Why should I neuter?
If left entire, female rabbits run a big risk of developing cancer of the uterus in later life – a study in 2004 estimated a 50-80% chance in a rabbit over 3 years. Entire females can also develop mammary tumours, and can have phantom pregnancies. Their hormones can make them aggressive and hard to handle. They also obviously run the risk of pregnancy if there is any possibility of access to entire male rabbits (including relatives), and a female rabbit can get pregnant immediately after giving birth. Males are also at risk of testicular cancers.
Who should neuter my rabbits?

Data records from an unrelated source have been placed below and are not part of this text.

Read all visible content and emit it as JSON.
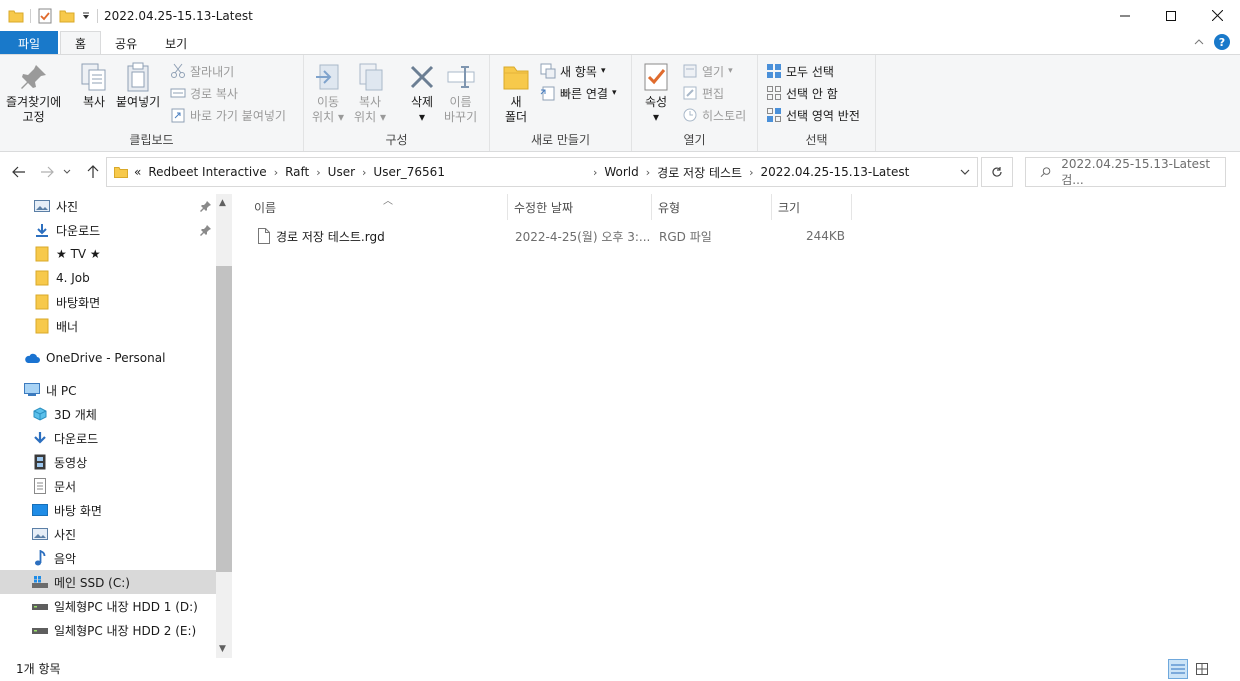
{
  "window": {
    "title": "2022.04.25-15.13-Latest"
  },
  "ribbon_tabs": [
    "파일",
    "홈",
    "공유",
    "보기"
  ],
  "ribbon": {
    "clipboard": {
      "pin_label_1": "즐겨찾기에",
      "pin_label_2": "고정",
      "copy": "복사",
      "paste": "붙여넣기",
      "cut": "잘라내기",
      "copy_path": "경로 복사",
      "paste_shortcut": "바로 가기 붙여넣기",
      "group": "클립보드"
    },
    "organize": {
      "move_1": "이동",
      "move_2": "위치",
      "copyto_1": "복사",
      "copyto_2": "위치",
      "delete": "삭제",
      "rename_1": "이름",
      "rename_2": "바꾸기",
      "group": "구성"
    },
    "new": {
      "new_folder_1": "새",
      "new_folder_2": "폴더",
      "new_item": "새 항목",
      "easy_access": "빠른 연결",
      "group": "새로 만들기"
    },
    "open": {
      "properties": "속성",
      "open": "열기",
      "edit": "편집",
      "history": "히스토리",
      "group": "열기"
    },
    "select": {
      "select_all": "모두 선택",
      "select_none": "선택 안 함",
      "invert": "선택 영역 반전",
      "group": "선택"
    }
  },
  "address": {
    "prefix": "«",
    "crumbs": [
      "Redbeet Interactive",
      "Raft",
      "User",
      "User_76561",
      "World",
      "경로 저장 테스트",
      "2022.04.25-15.13-Latest"
    ],
    "search_placeholder": "2022.04.25-15.13-Latest 검..."
  },
  "nav": {
    "quick": [
      "사진",
      "다운로드",
      "★ TV ★",
      "4. Job",
      "바탕화면",
      "배너"
    ],
    "onedrive": "OneDrive - Personal",
    "thispc": "내 PC",
    "pc_items": [
      "3D 개체",
      "다운로드",
      "동영상",
      "문서",
      "바탕 화면",
      "사진",
      "음악",
      "메인 SSD (C:)",
      "일체형PC 내장 HDD 1 (D:)",
      "일체형PC 내장 HDD 2 (E:)"
    ]
  },
  "columns": {
    "name": "이름",
    "modified": "수정한 날짜",
    "type": "유형",
    "size": "크기"
  },
  "files": [
    {
      "name": "경로 저장 테스트.rgd",
      "modified": "2022-4-25(월) 오후 3:...",
      "type": "RGD 파일",
      "size": "244KB"
    }
  ],
  "status": {
    "count": "1개 항목"
  }
}
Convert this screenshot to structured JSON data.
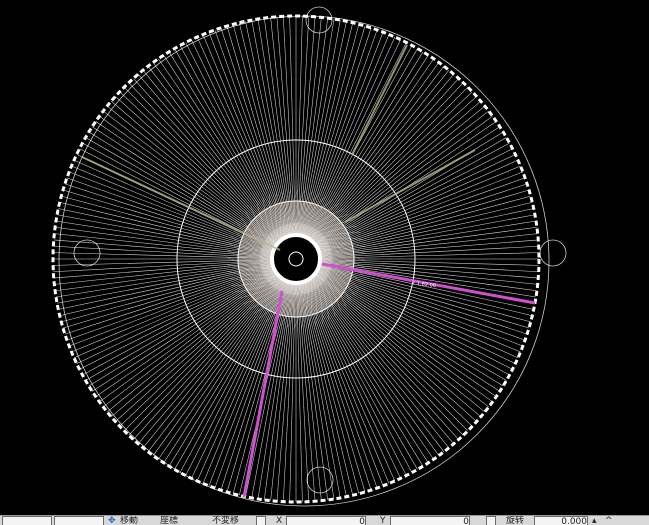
{
  "colors": {
    "background": "#000000",
    "geometry": "#ffffff",
    "hub_fill": "#a08c80",
    "highlight_magenta": "#d24fd2",
    "highlight_khaki": "#b9b38a",
    "statusbar": "#d8d8d8"
  },
  "drawing": {
    "spoke_count": 240,
    "dimension_text": "1 1,62.00"
  },
  "status_bar": {
    "snap_mode": "",
    "combo_value": "",
    "move_label": "移動",
    "coord_label": "座標",
    "no_change_label": "不変移",
    "x_label": "X",
    "x_value": "0",
    "y_label": "Y",
    "y_value": "0",
    "rotate_label": "旋转",
    "rotate_value": "0.000"
  }
}
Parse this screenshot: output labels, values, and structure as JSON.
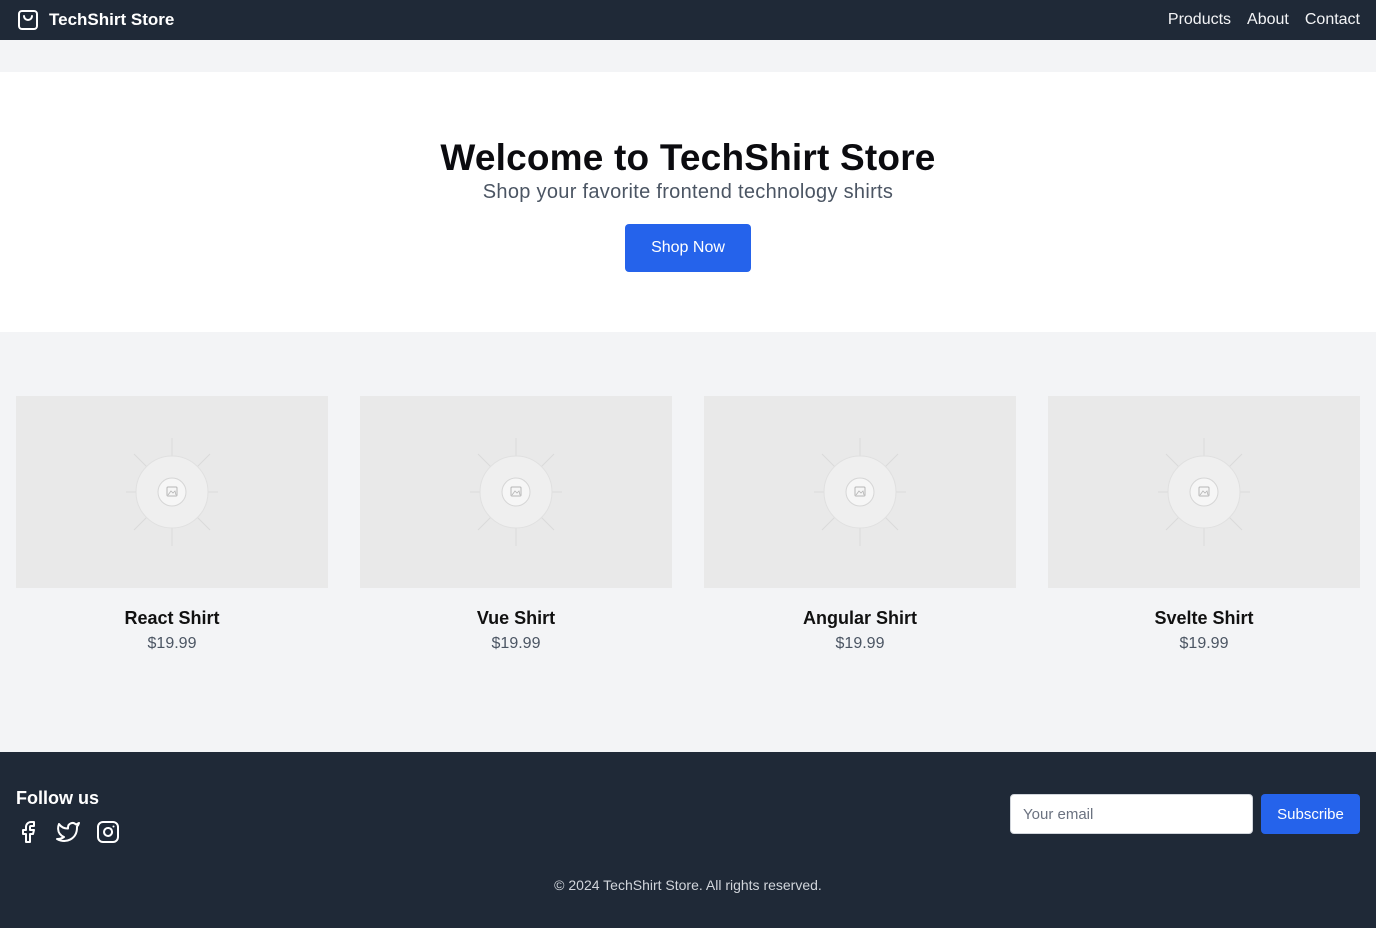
{
  "navbar": {
    "brand": "TechShirt Store",
    "brand_icon": "shopping-bag-icon",
    "links": [
      "Products",
      "About",
      "Contact"
    ]
  },
  "hero": {
    "title": "Welcome to TechShirt Store",
    "subtitle": "Shop your favorite frontend technology shirts",
    "cta": "Shop Now"
  },
  "products": [
    {
      "name": "React Shirt",
      "price": "$19.99",
      "image_icon": "image-placeholder-icon"
    },
    {
      "name": "Vue Shirt",
      "price": "$19.99",
      "image_icon": "image-placeholder-icon"
    },
    {
      "name": "Angular Shirt",
      "price": "$19.99",
      "image_icon": "image-placeholder-icon"
    },
    {
      "name": "Svelte Shirt",
      "price": "$19.99",
      "image_icon": "image-placeholder-icon"
    }
  ],
  "footer": {
    "follow_title": "Follow us",
    "socials": [
      "facebook-icon",
      "twitter-icon",
      "instagram-icon"
    ],
    "email_placeholder": "Your email",
    "subscribe_label": "Subscribe",
    "copyright": "© 2024 TechShirt Store. All rights reserved."
  },
  "colors": {
    "nav_bg": "#1f2937",
    "accent": "#2563eb",
    "page_bg": "#f3f4f6",
    "hero_bg": "#ffffff"
  }
}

Desexing rabbits in general, is a far more complex procedure than cats and dogs. Desexing (neutering or speying) a female rabbit is more invasive surgery than a male. Unlike other species, rabbits should NOT be fasted prior to surgery. The procedure should be performed under a general anaesthetic with an assessment prior to surgery ensuring the rabbit is a fit candidate for surgery. During surgery, rabbits should be intubated and provided with fluid therapy. They should be given pain relief before and after surgery.

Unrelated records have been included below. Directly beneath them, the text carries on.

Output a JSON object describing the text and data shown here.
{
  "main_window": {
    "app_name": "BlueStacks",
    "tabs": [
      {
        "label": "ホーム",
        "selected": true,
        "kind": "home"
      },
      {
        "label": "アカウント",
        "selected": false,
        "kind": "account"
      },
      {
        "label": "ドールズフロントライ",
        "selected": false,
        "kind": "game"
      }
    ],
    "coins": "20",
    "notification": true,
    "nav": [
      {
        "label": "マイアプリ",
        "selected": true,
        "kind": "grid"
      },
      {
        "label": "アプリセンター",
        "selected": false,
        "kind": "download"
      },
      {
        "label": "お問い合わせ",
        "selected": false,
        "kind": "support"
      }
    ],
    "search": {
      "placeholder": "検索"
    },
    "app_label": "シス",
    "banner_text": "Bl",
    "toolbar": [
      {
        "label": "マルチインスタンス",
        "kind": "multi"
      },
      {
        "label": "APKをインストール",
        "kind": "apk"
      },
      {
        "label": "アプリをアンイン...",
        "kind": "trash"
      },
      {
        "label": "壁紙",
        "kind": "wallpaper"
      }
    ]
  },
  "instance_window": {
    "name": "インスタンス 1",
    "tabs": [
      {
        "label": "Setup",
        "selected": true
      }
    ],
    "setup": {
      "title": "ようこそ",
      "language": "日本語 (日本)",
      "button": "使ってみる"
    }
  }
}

Rabbits should be closely monitored postoperatively and assisted feeding might be required.
In the past rabbit surgery and anaesthetic were considered to be high risk, but advances in medicine, surgical techniques, and monitoring have made it a much safer procedure. Make sure you have a rabbit savvy vet who is experienced in this type of surgery.